With a name like “Amazon Coin”, there’s sure to be comparison to the BitCoin phenomenon, but they’re nothing alike. Getting an Amazon Coin will be akin to sticking a $10 into the arcade token machine and getting forty brass tokens to stick into the pinball machine. A Coin is worth one hundredth of a dollar; when the dollar fluctuates, so will the Amazon Coin. Calling it a ‘coin’ is a bit of a misnomer; in the business world, internet currencies are “tokens” or “coupons”; only governments make coins. But, whatever symantics Amazon thinks having online coins will avoid scrutiny from governmental entities is their own problem.
So why even call a “Coin” something different? Why not just call them Amazon Gift Cards – which are already a thing, a way to get your money into Amazon in bulk to use for smaller transactions. One thing about it being a “Coin” is that it becomes a purchase transaction, rather than a gift card which is increasingly regulated as persistent storage for money. I’ll bet that there will come a day when app developers and participation in the Mechanical Turk will have the option of being paid in Amazon Coins. This makes Amazon a barter-world: you do work that earns Amazon real money, and in payment you get tokens to spend at the Amazon store. Sounds a bit like company scrip, don’t it? Scrip isn’t horrible, as long as it isn’t misused. Amazon isn’t dumb enough to require all transactions to be made with the same virtual money system, but if they did they wouldn’t be the first to try and restrict payment options.

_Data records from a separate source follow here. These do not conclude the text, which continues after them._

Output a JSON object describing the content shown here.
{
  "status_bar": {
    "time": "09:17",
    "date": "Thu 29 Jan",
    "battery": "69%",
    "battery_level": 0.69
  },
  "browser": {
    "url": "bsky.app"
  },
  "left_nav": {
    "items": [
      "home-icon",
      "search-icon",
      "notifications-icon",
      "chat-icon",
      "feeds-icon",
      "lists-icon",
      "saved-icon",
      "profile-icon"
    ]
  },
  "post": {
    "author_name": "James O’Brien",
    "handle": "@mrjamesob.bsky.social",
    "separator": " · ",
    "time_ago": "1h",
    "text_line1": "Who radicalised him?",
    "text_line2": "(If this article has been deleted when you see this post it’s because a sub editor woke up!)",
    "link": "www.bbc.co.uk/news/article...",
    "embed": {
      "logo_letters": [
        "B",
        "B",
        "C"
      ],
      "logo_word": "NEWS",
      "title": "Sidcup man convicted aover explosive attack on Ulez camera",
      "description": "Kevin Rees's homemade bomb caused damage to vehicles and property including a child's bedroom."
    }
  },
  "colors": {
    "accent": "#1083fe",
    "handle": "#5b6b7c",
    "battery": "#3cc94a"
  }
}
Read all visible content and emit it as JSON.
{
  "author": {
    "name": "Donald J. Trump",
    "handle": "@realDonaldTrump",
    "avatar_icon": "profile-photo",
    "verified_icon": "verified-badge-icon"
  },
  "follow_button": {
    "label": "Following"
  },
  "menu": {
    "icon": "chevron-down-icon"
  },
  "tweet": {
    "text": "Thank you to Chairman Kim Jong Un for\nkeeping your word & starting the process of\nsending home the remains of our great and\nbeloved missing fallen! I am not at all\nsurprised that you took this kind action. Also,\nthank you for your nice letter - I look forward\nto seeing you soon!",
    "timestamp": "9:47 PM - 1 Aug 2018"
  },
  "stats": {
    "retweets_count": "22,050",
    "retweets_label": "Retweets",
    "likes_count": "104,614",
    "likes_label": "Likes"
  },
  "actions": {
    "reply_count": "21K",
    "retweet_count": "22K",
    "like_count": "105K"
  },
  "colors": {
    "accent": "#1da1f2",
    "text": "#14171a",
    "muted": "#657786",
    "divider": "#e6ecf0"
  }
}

The other benefit for Amazon, aside from giving free Coins when buying the tokens, they can just hand them out willy-nilly without using coupon codes or other odd redemption processes. If you own a Kindle Fire, you’re getting $5 in Amazon Coin just for free, to encourage the use of the system. Go ahead and spend them, but be careful when converting your dollars into Amazon Coin: be aware of what you’re getting for your money, like any other product you might buy.